### ASSIGNMENT:
Print all the data, keeping every line exactly as it is.

:: DATA RECORDS ::

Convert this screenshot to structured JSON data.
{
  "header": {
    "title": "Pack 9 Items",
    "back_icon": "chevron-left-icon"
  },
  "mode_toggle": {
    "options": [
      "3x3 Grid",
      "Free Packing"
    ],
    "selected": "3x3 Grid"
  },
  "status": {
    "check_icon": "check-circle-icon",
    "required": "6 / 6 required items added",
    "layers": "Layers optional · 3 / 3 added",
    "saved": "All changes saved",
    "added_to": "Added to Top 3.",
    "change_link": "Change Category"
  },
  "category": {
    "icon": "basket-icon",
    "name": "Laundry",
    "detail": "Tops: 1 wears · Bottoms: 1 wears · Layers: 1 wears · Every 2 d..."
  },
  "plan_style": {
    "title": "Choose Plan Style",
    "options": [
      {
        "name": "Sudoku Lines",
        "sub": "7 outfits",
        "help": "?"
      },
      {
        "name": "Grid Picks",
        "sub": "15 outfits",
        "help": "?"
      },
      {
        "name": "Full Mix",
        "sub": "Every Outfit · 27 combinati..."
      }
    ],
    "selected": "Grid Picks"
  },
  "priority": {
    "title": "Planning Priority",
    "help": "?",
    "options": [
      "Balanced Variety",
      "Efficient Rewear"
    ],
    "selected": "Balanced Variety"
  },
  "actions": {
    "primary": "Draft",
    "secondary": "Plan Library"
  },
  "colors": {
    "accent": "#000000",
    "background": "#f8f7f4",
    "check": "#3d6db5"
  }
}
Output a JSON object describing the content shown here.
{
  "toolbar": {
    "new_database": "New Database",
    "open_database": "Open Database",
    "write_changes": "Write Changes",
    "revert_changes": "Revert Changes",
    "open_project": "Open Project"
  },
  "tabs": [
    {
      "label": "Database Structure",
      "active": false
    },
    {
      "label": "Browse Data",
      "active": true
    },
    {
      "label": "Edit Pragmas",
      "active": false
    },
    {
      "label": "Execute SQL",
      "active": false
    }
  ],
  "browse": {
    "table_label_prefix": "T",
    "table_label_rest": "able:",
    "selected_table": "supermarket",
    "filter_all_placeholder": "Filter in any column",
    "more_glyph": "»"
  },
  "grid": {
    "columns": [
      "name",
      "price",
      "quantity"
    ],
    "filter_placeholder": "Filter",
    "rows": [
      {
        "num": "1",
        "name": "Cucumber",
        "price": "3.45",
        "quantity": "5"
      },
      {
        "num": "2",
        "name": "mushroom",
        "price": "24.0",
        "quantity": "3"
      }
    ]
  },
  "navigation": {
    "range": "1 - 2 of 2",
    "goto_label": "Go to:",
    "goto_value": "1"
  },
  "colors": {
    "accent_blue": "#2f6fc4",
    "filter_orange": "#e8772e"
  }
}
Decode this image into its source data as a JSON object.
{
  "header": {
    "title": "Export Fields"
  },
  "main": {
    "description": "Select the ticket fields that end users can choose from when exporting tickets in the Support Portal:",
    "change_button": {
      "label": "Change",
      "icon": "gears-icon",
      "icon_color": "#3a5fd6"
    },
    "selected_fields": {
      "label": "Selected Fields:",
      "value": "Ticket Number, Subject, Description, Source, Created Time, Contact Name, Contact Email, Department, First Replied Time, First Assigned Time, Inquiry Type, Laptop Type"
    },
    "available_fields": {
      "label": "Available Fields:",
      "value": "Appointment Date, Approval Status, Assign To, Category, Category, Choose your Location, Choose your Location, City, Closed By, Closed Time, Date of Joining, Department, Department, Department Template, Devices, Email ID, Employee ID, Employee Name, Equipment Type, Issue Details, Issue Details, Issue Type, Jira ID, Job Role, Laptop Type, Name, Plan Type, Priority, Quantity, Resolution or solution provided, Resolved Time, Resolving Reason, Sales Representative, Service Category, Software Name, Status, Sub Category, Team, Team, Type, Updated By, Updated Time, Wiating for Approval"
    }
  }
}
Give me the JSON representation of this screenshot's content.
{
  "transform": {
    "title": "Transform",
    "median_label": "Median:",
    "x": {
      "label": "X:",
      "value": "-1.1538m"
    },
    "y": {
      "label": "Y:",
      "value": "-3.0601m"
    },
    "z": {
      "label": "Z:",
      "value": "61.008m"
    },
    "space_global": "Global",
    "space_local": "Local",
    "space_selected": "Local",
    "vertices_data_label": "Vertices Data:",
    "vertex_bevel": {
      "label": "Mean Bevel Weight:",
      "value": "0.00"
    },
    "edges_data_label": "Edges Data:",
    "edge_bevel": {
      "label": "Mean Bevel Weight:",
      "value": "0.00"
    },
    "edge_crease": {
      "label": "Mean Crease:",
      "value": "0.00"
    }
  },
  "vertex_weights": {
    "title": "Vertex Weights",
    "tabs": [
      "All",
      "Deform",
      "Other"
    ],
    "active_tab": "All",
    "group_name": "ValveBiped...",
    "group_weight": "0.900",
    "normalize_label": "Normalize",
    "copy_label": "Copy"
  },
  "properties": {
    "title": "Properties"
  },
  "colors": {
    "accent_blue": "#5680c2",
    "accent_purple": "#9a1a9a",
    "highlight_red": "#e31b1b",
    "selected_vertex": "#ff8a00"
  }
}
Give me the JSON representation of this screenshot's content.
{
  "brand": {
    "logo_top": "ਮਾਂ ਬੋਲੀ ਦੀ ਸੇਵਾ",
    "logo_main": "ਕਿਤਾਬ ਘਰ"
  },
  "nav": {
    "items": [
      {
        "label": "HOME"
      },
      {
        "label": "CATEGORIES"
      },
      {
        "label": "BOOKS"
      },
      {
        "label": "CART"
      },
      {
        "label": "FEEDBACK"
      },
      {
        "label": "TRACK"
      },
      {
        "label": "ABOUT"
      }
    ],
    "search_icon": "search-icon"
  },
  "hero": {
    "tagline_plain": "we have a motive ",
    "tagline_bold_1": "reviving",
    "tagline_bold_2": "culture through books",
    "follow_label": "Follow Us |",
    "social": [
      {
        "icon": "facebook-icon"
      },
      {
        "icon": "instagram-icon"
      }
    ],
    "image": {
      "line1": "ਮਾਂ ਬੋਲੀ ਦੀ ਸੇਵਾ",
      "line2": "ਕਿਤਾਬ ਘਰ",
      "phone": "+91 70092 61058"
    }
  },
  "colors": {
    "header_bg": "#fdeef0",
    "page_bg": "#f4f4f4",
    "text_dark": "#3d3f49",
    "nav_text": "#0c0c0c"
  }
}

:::

### RESPONSE TO THIS TASK:
Convert this screenshot to structured JSON data.
{
  "header": {
    "title": "Pack 9 Items",
    "back_icon": "chevron-left-icon"
  },
  "mode_toggle": {
    "options": [
      "3x3 Grid",
      "Free Packing"
    ],
    "selected": "3x3 Grid"
  },
  "status": {
    "check_icon": "check-circle-icon",
    "required": "6 / 6 required items added",
    "layers": "Layers optional · 3 / 3 added",
    "saved": "All changes saved",
    "added_to": "Added to Top 3.",
    "change_link": "Change Category"
  },
  "category": {
    "icon": "basket-icon",
    "name": "Laundry",
    "detail": "Tops: 1 wears · Bottoms: 1 wears · Layers: 1 wears · Every 2 d..."
  },
  "plan_style": {
    "title": "Choose Plan Style",
    "options": [
      {
        "name": "Sudoku Lines",
        "sub": "7 outfits",
        "help": "?"
      },
      {
        "name": "Grid Picks",
        "sub": "15 outfits",
        "help": "?"
      },
      {
        "name": "Full Mix",
        "sub": "Every Outfit · 27 combinati..."
      }
    ],
    "selected": "Grid Picks"
  },
  "priority": {
    "title": "Planning Priority",
    "help": "?",
    "options": [
      "Balanced Variety",
      "Efficient Rewear"
    ],
    "selected": "Balanced Variety"
  },
  "actions": {
    "primary": "Draft",
    "secondary": "Plan Library"
  },
  "colors": {
    "accent": "#000000",
    "background": "#f8f7f4",
    "check": "#3d6db5"
  }
}
Output a JSON object describing the content shown here.
{
  "toolbar": {
    "new_database": "New Database",
    "open_database": "Open Database",
    "write_changes": "Write Changes",
    "revert_changes": "Revert Changes",
    "open_project": "Open Project"
  },
  "tabs": [
    {
      "label": "Database Structure",
      "active": false
    },
    {
      "label": "Browse Data",
      "active": true
    },
    {
      "label": "Edit Pragmas",
      "active": false
    },
    {
      "label": "Execute SQL",
      "active": false
    }
  ],
  "browse": {
    "table_label_prefix": "T",
    "table_label_rest": "able:",
    "selected_table": "supermarket",
    "filter_all_placeholder": "Filter in any column",
    "more_glyph": "»"
  },
  "grid": {
    "columns": [
      "name",
      "price",
      "quantity"
    ],
    "filter_placeholder": "Filter",
    "rows": [
      {
        "num": "1",
        "name": "Cucumber",
        "price": "3.45",
        "quantity": "5"
      },
      {
        "num": "2",
        "name": "mushroom",
        "price": "24.0",
        "quantity": "3"
      }
    ]
  },
  "navigation": {
    "range": "1 - 2 of 2",
    "goto_label": "Go to:",
    "goto_value": "1"
  },
  "colors": {
    "accent_blue": "#2f6fc4",
    "filter_orange": "#e8772e"
  }
}
Decode this image into its source data as a JSON object.
{
  "header": {
    "title": "Export Fields"
  },
  "main": {
    "description": "Select the ticket fields that end users can choose from when exporting tickets in the Support Portal:",
    "change_button": {
      "label": "Change",
      "icon": "gears-icon",
      "icon_color": "#3a5fd6"
    },
    "selected_fields": {
      "label": "Selected Fields:",
      "value": "Ticket Number, Subject, Description, Source, Created Time, Contact Name, Contact Email, Department, First Replied Time, First Assigned Time, Inquiry Type, Laptop Type"
    },
    "available_fields": {
      "label": "Available Fields:",
      "value": "Appointment Date, Approval Status, Assign To, Category, Category, Choose your Location, Choose your Location, City, Closed By, Closed Time, Date of Joining, Department, Department, Department Template, Devices, Email ID, Employee ID, Employee Name, Equipment Type, Issue Details, Issue Details, Issue Type, Jira ID, Job Role, Laptop Type, Name, Plan Type, Priority, Quantity, Resolution or solution provided, Resolved Time, Resolving Reason, Sales Representative, Service Category, Software Name, Status, Sub Category, Team, Team, Type, Updated By, Updated Time, Wiating for Approval"
    }
  }
}
Give me the JSON representation of this screenshot's content.
{
  "transform": {
    "title": "Transform",
    "median_label": "Median:",
    "x": {
      "label": "X:",
      "value": "-1.1538m"
    },
    "y": {
      "label": "Y:",
      "value": "-3.0601m"
    },
    "z": {
      "label": "Z:",
      "value": "61.008m"
    },
    "space_global": "Global",
    "space_local": "Local",
    "space_selected": "Local",
    "vertices_data_label": "Vertices Data:",
    "vertex_bevel": {
      "label": "Mean Bevel Weight:",
      "value": "0.00"
    },
    "edges_data_label": "Edges Data:",
    "edge_bevel": {
      "label": "Mean Bevel Weight:",
      "value": "0.00"
    },
    "edge_crease": {
      "label": "Mean Crease:",
      "value": "0.00"
    }
  },
  "vertex_weights": {
    "title": "Vertex Weights",
    "tabs": [
      "All",
      "Deform",
      "Other"
    ],
    "active_tab": "All",
    "group_name": "ValveBiped...",
    "group_weight": "0.900",
    "normalize_label": "Normalize",
    "copy_label": "Copy"
  },
  "properties": {
    "title": "Properties"
  },
  "colors": {
    "accent_blue": "#5680c2",
    "accent_purple": "#9a1a9a",
    "highlight_red": "#e31b1b",
    "selected_vertex": "#ff8a00"
  }
}
Give me the JSON representation of this screenshot's content.
{
  "brand": {
    "logo_top": "ਮਾਂ ਬੋਲੀ ਦੀ ਸੇਵਾ",
    "logo_main": "ਕਿਤਾਬ ਘਰ"
  },
  "nav": {
    "items": [
      {
        "label": "HOME"
      },
      {
        "label": "CATEGORIES"
      },
      {
        "label": "BOOKS"
      },
      {
        "label": "CART"
      },
      {
        "label": "FEEDBACK"
      },
      {
        "label": "TRACK"
      },
      {
        "label": "ABOUT"
      }
    ],
    "search_icon": "search-icon"
  },
  "hero": {
    "tagline_plain": "we have a motive ",
    "tagline_bold_1": "reviving",
    "tagline_bold_2": "culture through books",
    "follow_label": "Follow Us |",
    "social": [
      {
        "icon": "facebook-icon"
      },
      {
        "icon": "instagram-icon"
      }
    ],
    "image": {
      "line1": "ਮਾਂ ਬੋਲੀ ਦੀ ਸੇਵਾ",
      "line2": "ਕਿਤਾਬ ਘਰ",
      "phone": "+91 70092 61058"
    }
  },
  "colors": {
    "header_bg": "#fdeef0",
    "page_bg": "#f4f4f4",
    "text_dark": "#3d3f49",
    "nav_text": "#0c0c0c"
  }
}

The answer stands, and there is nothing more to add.